Thursday, July 5, 2012

Happy Interdependence Day!!

Yesterday was the birthday celebration of our country. What a privilege to have the freedoms and blessings we have! As I thought about this as being “Independence Day”, I kept thinking there is no such thing as “independence”!!

To me, independence suggests that we are on our own, or as a 2-year-old would say, “I can do it myself!” The dictionary states that it is a state of being self-governing. I can go with the dictionary’s definition. However, being self-governing doesn’t mean we go it alone.

What I often experience in our society is not so much a perception of being self-governing, but more of an attitude that we in our country can go it alone. We, as human beings, are not meant to live in a vacuum, to live without community. When we gained our freedom from the British government of old, it wasn’t breaking relationship with them. It was changing what our relationship looked like…from being controlled to becoming mutual governing bodies.

I am reminded how many a teenager feels that when they leave home they will be “free” to be on their own. What they don’t recognize at that point is that “freedom” comes with responsibility and working with others in a responsible manner.

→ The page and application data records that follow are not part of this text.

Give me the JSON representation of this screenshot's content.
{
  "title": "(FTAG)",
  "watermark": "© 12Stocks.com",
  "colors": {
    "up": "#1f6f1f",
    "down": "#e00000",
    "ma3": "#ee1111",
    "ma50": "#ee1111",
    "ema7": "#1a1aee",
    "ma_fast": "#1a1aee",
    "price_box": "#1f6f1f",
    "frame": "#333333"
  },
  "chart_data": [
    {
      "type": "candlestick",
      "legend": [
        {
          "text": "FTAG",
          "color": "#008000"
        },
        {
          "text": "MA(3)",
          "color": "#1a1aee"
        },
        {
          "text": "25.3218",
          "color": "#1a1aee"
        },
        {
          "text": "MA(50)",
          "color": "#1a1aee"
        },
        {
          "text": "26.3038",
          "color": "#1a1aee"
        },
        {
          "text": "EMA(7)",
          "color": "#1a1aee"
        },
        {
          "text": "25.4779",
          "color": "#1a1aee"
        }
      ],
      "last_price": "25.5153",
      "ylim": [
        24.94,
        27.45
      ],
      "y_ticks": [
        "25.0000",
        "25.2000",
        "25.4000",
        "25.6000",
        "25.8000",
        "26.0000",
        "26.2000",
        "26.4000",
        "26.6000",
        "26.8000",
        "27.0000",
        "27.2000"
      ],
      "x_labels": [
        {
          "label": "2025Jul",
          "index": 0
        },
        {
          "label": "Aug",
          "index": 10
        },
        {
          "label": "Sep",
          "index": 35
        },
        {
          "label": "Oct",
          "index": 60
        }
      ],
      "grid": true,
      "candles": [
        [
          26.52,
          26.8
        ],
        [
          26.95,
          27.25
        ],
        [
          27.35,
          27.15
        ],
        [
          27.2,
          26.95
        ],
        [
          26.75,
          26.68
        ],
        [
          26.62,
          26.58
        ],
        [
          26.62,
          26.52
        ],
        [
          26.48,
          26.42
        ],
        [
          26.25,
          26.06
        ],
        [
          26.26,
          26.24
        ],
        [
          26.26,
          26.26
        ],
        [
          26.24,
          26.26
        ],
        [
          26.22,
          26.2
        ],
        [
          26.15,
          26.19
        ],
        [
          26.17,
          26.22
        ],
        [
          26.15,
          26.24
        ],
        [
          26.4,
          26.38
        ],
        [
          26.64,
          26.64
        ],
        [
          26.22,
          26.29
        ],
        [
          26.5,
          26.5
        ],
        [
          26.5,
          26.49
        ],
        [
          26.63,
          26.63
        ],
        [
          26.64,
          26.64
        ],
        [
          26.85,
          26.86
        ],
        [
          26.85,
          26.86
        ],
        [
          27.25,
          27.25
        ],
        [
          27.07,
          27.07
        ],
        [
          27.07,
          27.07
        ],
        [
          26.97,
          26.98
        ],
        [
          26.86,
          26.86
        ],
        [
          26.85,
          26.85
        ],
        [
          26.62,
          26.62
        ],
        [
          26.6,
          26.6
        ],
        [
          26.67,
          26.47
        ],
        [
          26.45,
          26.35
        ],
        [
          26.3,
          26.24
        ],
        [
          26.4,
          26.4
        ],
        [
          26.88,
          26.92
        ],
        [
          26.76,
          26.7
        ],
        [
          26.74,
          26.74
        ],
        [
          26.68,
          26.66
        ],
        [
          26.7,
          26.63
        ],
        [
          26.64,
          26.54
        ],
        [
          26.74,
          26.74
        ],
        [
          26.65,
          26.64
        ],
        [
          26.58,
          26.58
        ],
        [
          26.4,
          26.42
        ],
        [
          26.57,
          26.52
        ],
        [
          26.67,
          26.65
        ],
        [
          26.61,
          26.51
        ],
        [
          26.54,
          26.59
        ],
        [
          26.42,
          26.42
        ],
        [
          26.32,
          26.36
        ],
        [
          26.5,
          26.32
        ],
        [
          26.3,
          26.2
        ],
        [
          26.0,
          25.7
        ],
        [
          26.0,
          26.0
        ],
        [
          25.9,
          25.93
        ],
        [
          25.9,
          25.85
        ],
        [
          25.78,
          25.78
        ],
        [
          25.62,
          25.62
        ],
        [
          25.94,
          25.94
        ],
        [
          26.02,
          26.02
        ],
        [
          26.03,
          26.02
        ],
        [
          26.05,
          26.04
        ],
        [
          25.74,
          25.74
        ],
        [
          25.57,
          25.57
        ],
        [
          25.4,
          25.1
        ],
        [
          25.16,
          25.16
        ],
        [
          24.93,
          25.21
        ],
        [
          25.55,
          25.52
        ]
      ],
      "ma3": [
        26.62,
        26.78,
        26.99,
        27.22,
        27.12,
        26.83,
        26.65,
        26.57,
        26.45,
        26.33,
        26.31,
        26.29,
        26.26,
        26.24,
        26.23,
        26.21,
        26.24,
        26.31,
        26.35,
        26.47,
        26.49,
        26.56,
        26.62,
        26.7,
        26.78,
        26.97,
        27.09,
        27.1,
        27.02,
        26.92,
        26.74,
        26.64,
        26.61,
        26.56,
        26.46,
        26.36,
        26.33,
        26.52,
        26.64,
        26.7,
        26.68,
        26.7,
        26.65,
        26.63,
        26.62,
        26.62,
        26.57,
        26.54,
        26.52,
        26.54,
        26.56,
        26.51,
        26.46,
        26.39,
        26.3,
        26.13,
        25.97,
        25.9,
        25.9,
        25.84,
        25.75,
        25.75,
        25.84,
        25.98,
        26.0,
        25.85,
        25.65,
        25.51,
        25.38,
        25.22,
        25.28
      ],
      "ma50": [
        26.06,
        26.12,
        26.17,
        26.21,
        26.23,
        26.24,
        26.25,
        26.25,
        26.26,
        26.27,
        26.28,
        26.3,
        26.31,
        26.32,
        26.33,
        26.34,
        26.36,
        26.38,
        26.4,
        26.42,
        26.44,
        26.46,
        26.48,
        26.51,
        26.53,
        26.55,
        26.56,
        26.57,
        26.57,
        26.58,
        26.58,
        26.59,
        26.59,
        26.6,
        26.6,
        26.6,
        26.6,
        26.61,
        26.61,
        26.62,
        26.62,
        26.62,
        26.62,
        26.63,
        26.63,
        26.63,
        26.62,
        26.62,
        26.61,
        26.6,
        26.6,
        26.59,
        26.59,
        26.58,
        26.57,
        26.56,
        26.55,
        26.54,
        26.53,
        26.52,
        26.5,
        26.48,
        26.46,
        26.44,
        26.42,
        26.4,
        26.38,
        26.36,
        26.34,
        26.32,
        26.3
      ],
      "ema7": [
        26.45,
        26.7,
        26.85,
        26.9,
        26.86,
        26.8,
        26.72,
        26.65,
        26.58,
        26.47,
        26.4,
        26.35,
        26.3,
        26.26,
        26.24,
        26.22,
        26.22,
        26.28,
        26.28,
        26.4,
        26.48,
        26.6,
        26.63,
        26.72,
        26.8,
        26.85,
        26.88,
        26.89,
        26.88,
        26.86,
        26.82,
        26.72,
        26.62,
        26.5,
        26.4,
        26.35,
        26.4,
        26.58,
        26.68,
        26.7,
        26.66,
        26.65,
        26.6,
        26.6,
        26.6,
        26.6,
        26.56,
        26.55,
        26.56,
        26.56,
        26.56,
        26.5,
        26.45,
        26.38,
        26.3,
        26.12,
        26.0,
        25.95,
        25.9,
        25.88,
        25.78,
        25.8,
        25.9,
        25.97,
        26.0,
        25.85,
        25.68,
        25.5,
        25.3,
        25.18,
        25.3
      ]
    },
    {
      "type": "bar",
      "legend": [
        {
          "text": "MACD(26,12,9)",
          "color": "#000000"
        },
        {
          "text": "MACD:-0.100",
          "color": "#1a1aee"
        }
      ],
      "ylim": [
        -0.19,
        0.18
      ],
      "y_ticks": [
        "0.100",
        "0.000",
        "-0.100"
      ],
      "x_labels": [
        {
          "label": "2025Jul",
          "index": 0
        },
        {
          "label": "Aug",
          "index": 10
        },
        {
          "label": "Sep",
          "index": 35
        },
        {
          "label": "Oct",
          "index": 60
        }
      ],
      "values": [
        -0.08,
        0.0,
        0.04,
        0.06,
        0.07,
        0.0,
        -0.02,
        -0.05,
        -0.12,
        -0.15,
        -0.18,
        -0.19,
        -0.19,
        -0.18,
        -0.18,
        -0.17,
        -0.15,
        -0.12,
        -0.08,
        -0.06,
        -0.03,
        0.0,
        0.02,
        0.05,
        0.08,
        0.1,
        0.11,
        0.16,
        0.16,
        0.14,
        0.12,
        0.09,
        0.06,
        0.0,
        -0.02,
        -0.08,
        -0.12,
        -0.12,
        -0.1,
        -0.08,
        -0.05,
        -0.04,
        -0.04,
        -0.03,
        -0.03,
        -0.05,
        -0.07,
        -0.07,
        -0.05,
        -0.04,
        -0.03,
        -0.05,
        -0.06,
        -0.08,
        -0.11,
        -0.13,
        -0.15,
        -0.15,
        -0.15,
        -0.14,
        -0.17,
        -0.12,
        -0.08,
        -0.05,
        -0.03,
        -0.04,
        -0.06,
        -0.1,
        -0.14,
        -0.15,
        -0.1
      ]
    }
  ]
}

When we interact with each other with respect, being who we are intended to be and allowing others to do the same, we can learn from each other, share in resources and be more, both individually as well as together. This is what is meant by that old adage that states, “The whole is greater then the sum of its parts”.

So, when we celebrate the birthday of our country, I am wanting to say “Happy Interdependence Day!!” It doesn’t have the same ring as the other, but I believe it is more true to what makes a great nation, community, family, world…..any system that is healthy and strong!

1 comment:

  1. You're absolutely right, Martha. Jesus wants us to treat others as we would have them treat us. We're all in this life together. There's nobody who doesn't need help and nobody should think themselves exempt from the responsibility to give help where they can.